[Start of Attachment]

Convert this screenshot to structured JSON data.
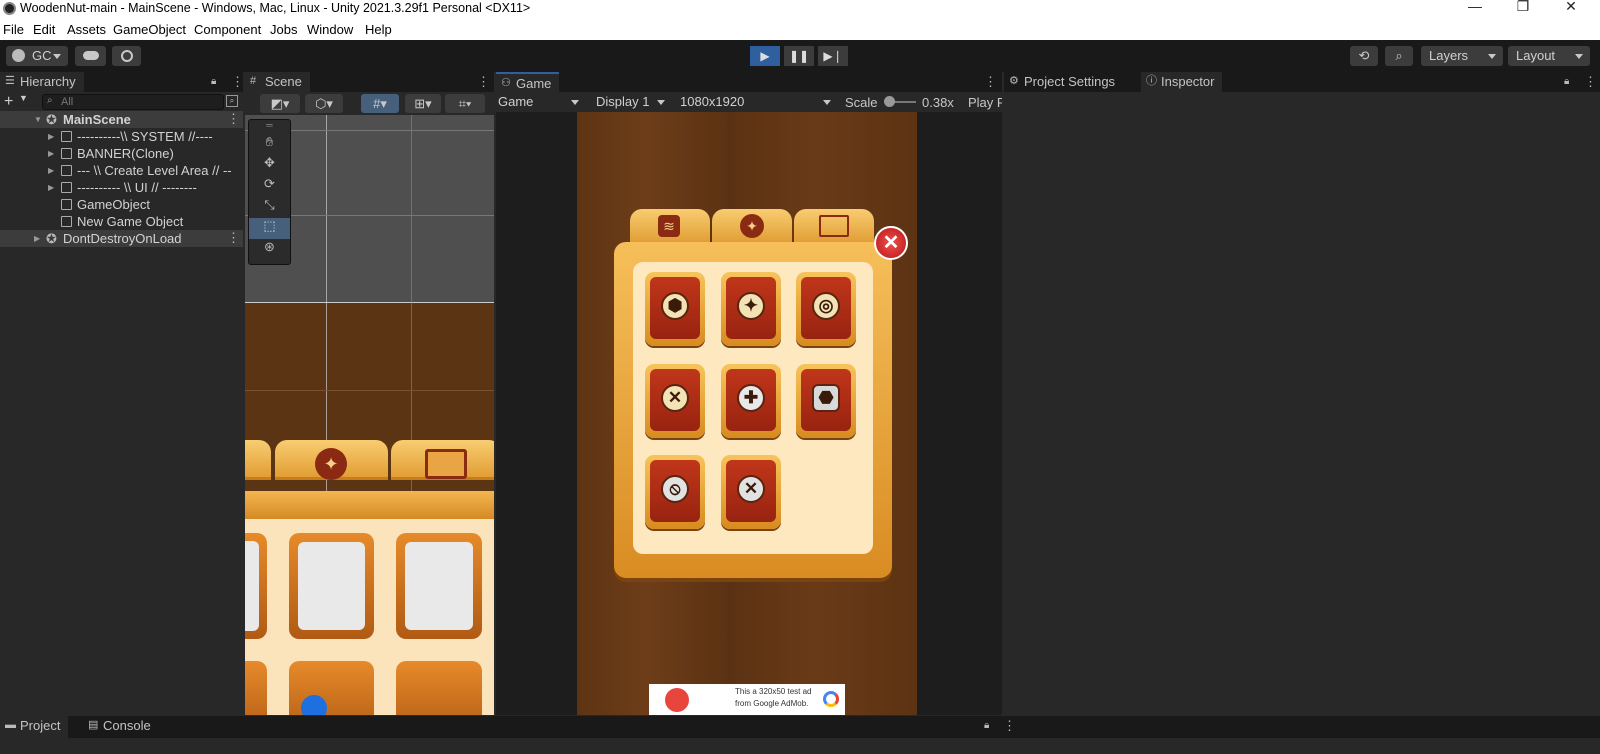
{
  "window": {
    "title": "WoodenNut-main - MainScene - Windows, Mac, Linux - Unity 2021.3.29f1 Personal <DX11>",
    "controls": {
      "minimize": "—",
      "restore": "❐",
      "close": "✕"
    }
  },
  "menu": [
    "File",
    "Edit",
    "Assets",
    "GameObject",
    "Component",
    "Jobs",
    "Window",
    "Help"
  ],
  "toolbar": {
    "account_label": "GC",
    "layers_label": "Layers",
    "layout_label": "Layout"
  },
  "hierarchy": {
    "tab_label": "Hierarchy",
    "search_placeholder": "All",
    "add_label": "+",
    "items": [
      {
        "label": "MainScene",
        "bold": true
      },
      {
        "label": "----------\\\\ SYSTEM //----"
      },
      {
        "label": "BANNER(Clone)"
      },
      {
        "label": "--- \\\\ Create Level Area // --"
      },
      {
        "label": "---------- \\\\ UI // --------"
      },
      {
        "label": "GameObject"
      },
      {
        "label": "New Game Object"
      },
      {
        "label": "DontDestroyOnLoad",
        "bold": false
      }
    ]
  },
  "scene": {
    "tab_label": "Scene"
  },
  "game": {
    "tab_label": "Game",
    "view_mode": "Game",
    "display": "Display 1",
    "resolution": "1080x1920",
    "scale_label": "Scale",
    "scale_value": "0.38x",
    "play_label": "Play F",
    "ad_text_line1": "This a 320x50 test ad",
    "ad_text_line2": "from Google AdMob."
  },
  "right_panel": {
    "tab_project_settings": "Project Settings",
    "tab_inspector": "Inspector"
  },
  "bottom": {
    "tab_project": "Project",
    "tab_console": "Console"
  },
  "colors": {
    "accent_play": "#2f5f9e",
    "wood": "#5d3413",
    "tile_red": "#b3301a",
    "close_red": "#d9252b"
  }
}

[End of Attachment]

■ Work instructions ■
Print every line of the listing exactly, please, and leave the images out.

■ Exercise response ■
Convert this screenshot to structured JSON data.
{
  "window": {
    "title": "WoodenNut-main - MainScene - Windows, Mac, Linux - Unity 2021.3.29f1 Personal <DX11>",
    "controls": {
      "minimize": "—",
      "restore": "❐",
      "close": "✕"
    }
  },
  "menu": [
    "File",
    "Edit",
    "Assets",
    "GameObject",
    "Component",
    "Jobs",
    "Window",
    "Help"
  ],
  "toolbar": {
    "account_label": "GC",
    "layers_label": "Layers",
    "layout_label": "Layout"
  },
  "hierarchy": {
    "tab_label": "Hierarchy",
    "search_placeholder": "All",
    "add_label": "+",
    "items": [
      {
        "label": "MainScene",
        "bold": true
      },
      {
        "label": "----------\\\\ SYSTEM //----"
      },
      {
        "label": "BANNER(Clone)"
      },
      {
        "label": "--- \\\\ Create Level Area // --"
      },
      {
        "label": "---------- \\\\ UI // --------"
      },
      {
        "label": "GameObject"
      },
      {
        "label": "New Game Object"
      },
      {
        "label": "DontDestroyOnLoad",
        "bold": false
      }
    ]
  },
  "scene": {
    "tab_label": "Scene"
  },
  "game": {
    "tab_label": "Game",
    "view_mode": "Game",
    "display": "Display 1",
    "resolution": "1080x1920",
    "scale_label": "Scale",
    "scale_value": "0.38x",
    "play_label": "Play F",
    "ad_text_line1": "This a 320x50 test ad",
    "ad_text_line2": "from Google AdMob."
  },
  "right_panel": {
    "tab_project_settings": "Project Settings",
    "tab_inspector": "Inspector"
  },
  "bottom": {
    "tab_project": "Project",
    "tab_console": "Console"
  },
  "colors": {
    "accent_play": "#2f5f9e",
    "wood": "#5d3413",
    "tile_red": "#b3301a",
    "close_red": "#d9252b"
  }
}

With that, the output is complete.